- The VALUE function converts the modified text to numeric values to perform the ISEVEN check.
- In cell C3, the number 432 with the substring “4” removed becomes 32, which is even. The ISEVEN function returns TRUE, and “Yes” is displayed by the IF function.
- In cell C4, the number 567 with the substring “6” removed becomes 57, which is not even. The ISEVEN function returns FALSE, so “No” is displayed.
- Cell C5 displays “No” since 987 does not contain the substring “8” and remains 987, which is not even.

12️⃣ **Example using ISEVEN with IF and LEN:**

A | B | C | |
---|---|---|---|

1 | |||

2 | Text | Length | Is Even Length? |

3 | Apple | 5 | =IF(ISEVEN(LEN(A3)), “Yes”, “No”) |

4 | Banana | 6 | |

5 | Orange | 6 |

**Explanation:**

- This Example has a table with text values (column A) and the corresponding lengths (column B).
- The LEN function calculates the text length in each cell in column A.
- The ISEVEN function then checks if the length of each text is even or odd.
- In cell C3, the text “Apple” has a length of 5, which is not even. The ISEVEN function returns FALSE, so “No” is displayed by the IF function.
- In cell C4, the text “Banana” has a length of 6, which is even. The ISEVEN function returns TRUE, and “Yes” is displayed.
- Cell C5 displays “Yes” as the text “Orange” also has a length of 6 (even).

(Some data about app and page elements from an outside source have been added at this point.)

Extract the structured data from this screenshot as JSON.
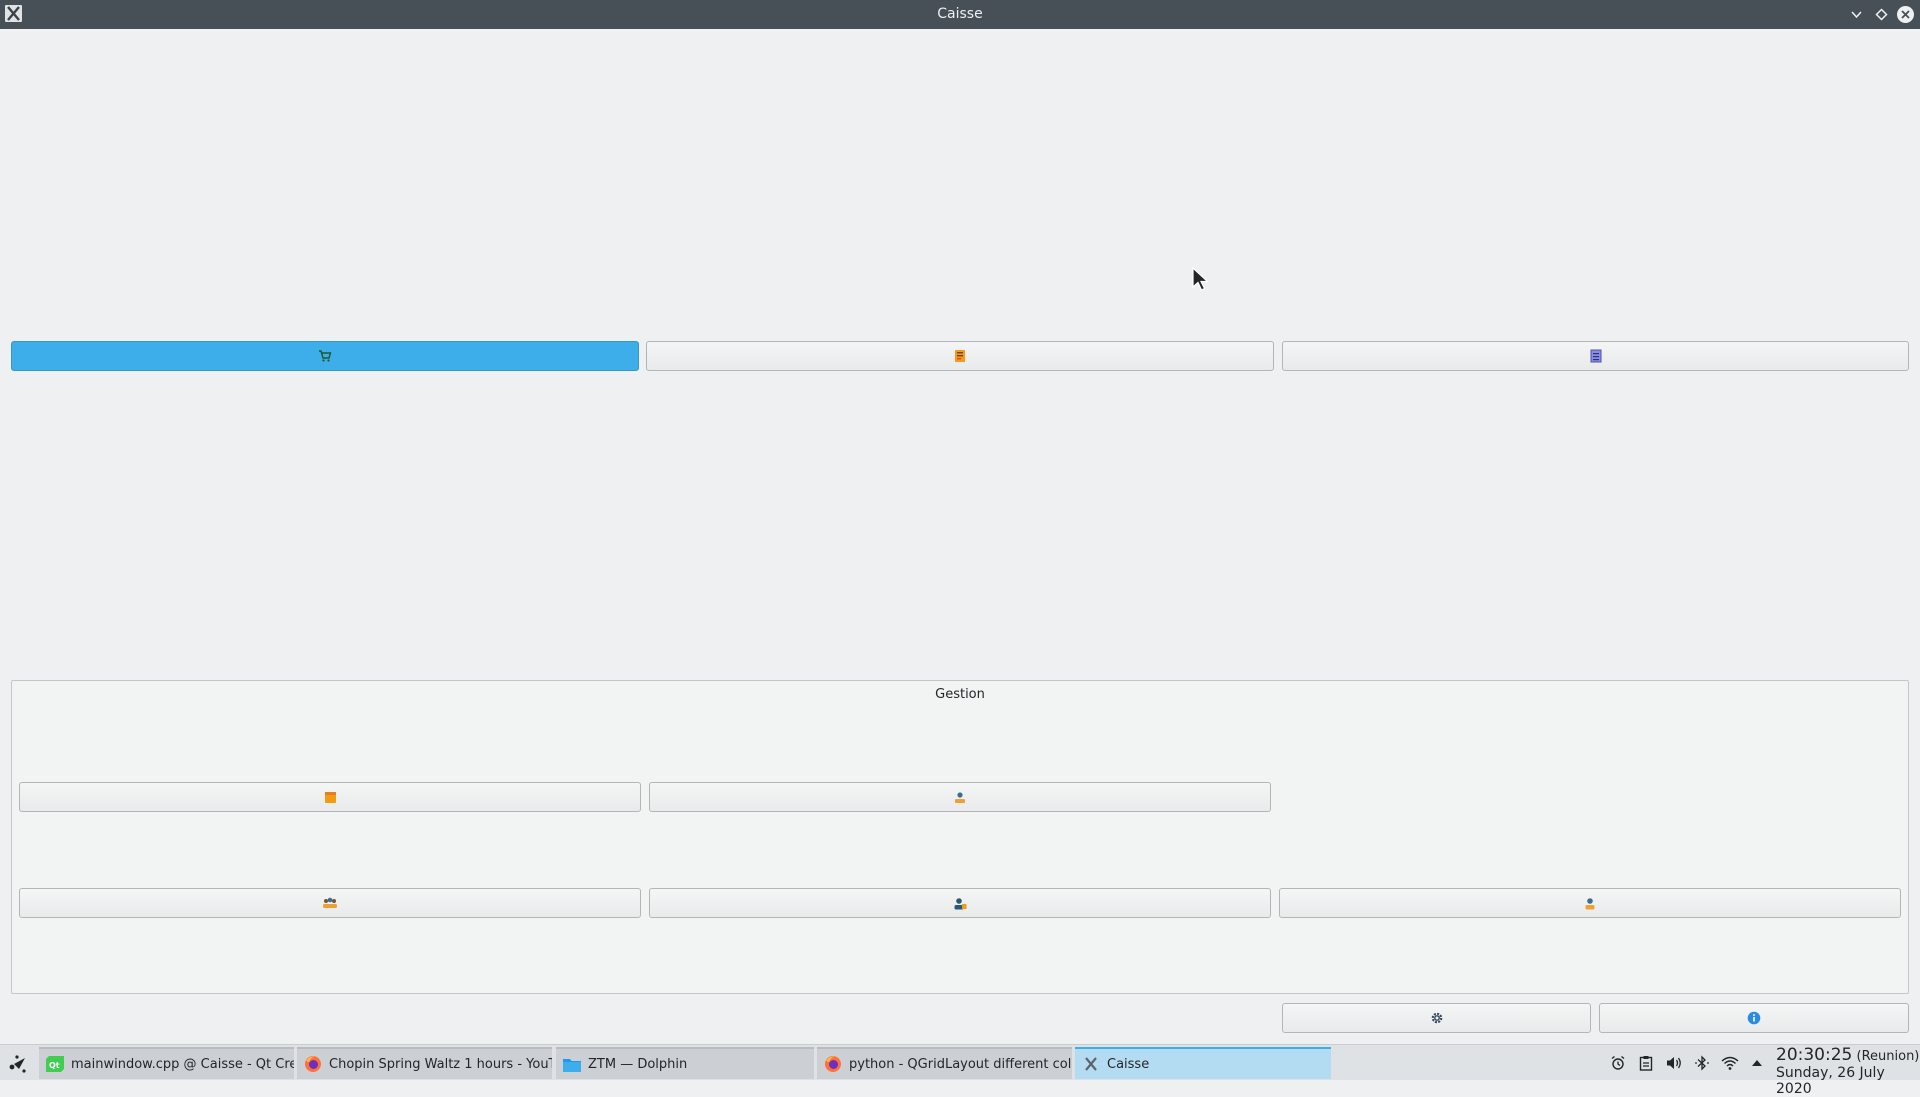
{
  "window": {
    "title": "Caisse",
    "controls": [
      "chevron-down-icon",
      "diamond-icon",
      "close-icon"
    ]
  },
  "main": {
    "top_buttons": [
      {
        "icon": "cart-icon",
        "active": true
      },
      {
        "icon": "receipt-icon",
        "active": false
      },
      {
        "icon": "list-document-icon",
        "active": false
      }
    ]
  },
  "gestion": {
    "title": "Gestion",
    "row1": [
      {
        "icon": "box-icon"
      },
      {
        "icon": "supplier-icon"
      }
    ],
    "row2": [
      {
        "icon": "users-group-icon"
      },
      {
        "icon": "user-card-icon"
      },
      {
        "icon": "user-icon"
      }
    ]
  },
  "footer_buttons": [
    {
      "icon": "gear-icon"
    },
    {
      "icon": "info-icon"
    }
  ],
  "taskbar": {
    "tasks": [
      {
        "label": "mainwindow.cpp @ Caisse - Qt Cre...",
        "icon": "qt-creator-icon"
      },
      {
        "label": "Chopin Spring Waltz 1 hours - YouT...",
        "icon": "firefox-icon"
      },
      {
        "label": "ZTM — Dolphin",
        "icon": "folder-icon"
      },
      {
        "label": "python - QGridLayout different col...",
        "icon": "firefox-icon"
      },
      {
        "label": "Caisse",
        "icon": "x-app-icon"
      }
    ],
    "tray": [
      "alarm-icon",
      "clipboard-icon",
      "volume-icon",
      "bluetooth-icon",
      "wifi-icon",
      "chevron-up-icon"
    ],
    "clock": {
      "time": "20:30:25",
      "timezone": "(Reunion)",
      "date": "Sunday, 26 July 2020"
    }
  },
  "colors": {
    "accent": "#3daee9",
    "titlebar": "#475057",
    "window_bg": "#eff0f1"
  }
}
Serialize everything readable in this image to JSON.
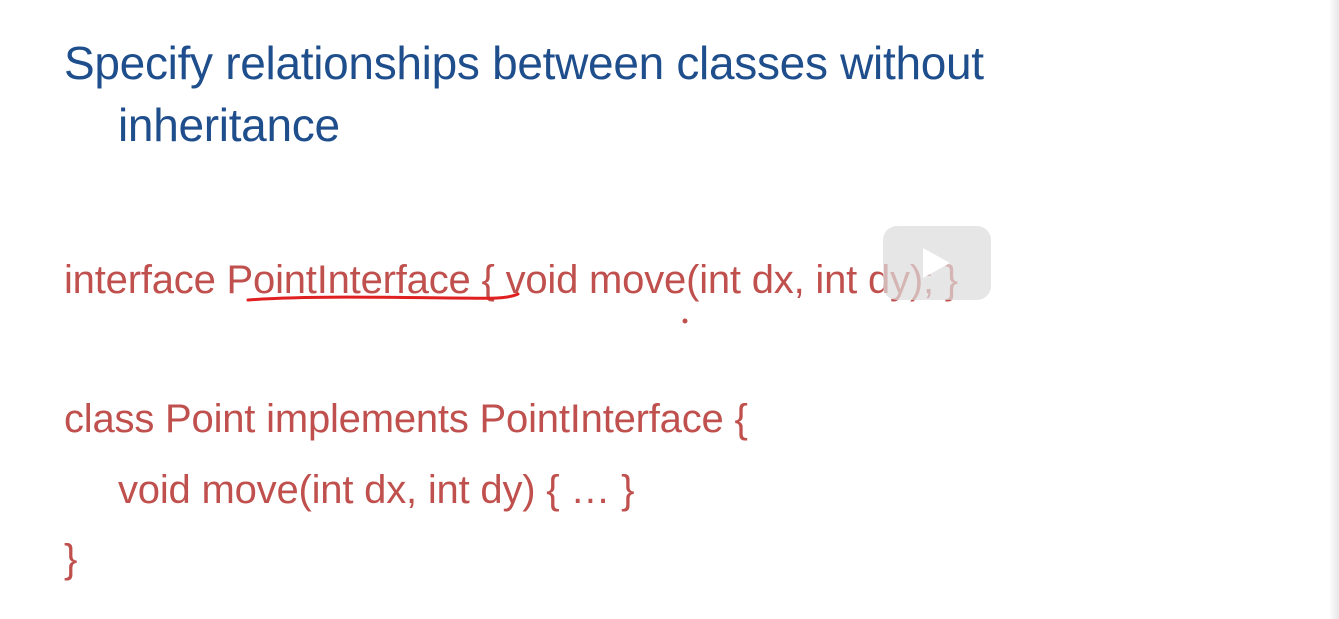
{
  "slide": {
    "title_line1": "Specify relationships between classes without",
    "title_line2": "inheritance",
    "code": {
      "interface_keyword": "interface ",
      "interface_name": "PointInterface",
      "interface_body": " { void move(int dx, int dy); }",
      "class_line": "class Point implements PointInterface {",
      "method_line": "void move(int dx, int dy) { … }",
      "close_line": "}"
    }
  },
  "overlay": {
    "play_icon": "play-icon"
  },
  "colors": {
    "title": "#1f4e8c",
    "code": "#c0504d",
    "annotation": "#e02020"
  }
}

🌟 **Conclusion:** 🌟

In this guide, we explored the ISEVEN function in Microsoft Excel, which checks whether a number is even or odd. We provided detailed explanations and examples of using ISEVEN with various other parts like IF, SUM, VLOOKUP, AVERAGE, INDEX-MATCH, COUNTIF, MAX, CONCATENATE, ROUND, SUBSTITUTE, and LEN. By understanding these examples, you can leverage the ISEVEN function effectively in your data analysis tasks to categorize, filter, or process numeric values based on their evenness properties. Always verify the data type and format before using the ISEVEN function for accurate results in your Excel spreadsheets.

🌟 **Part 3: Tips and Tricks** 🌟

- The ISEVEN function is valuable for analyzing datasets containing numeric values, allowing easy categorization based on even and odd properties.
- When using ISEVEN with other functions, ensure the input values are numeric or can be evaluated as numbers. Non-numeric values may result in unexpected errors or incorrect results.
- You can combine the ISEVEN function with other logical functions like IF, AND, and OR to create more complex data analysis and decision-making conditions.
- Remember that the ISEVEN function only checks the integer portion of decimal numbers. Consider using the MOD function instead if you need to identify even or odd decimals.
- Always ensure the data in your Excel sheet is organized and formatted correctly before using the ISEVEN function for accurate results.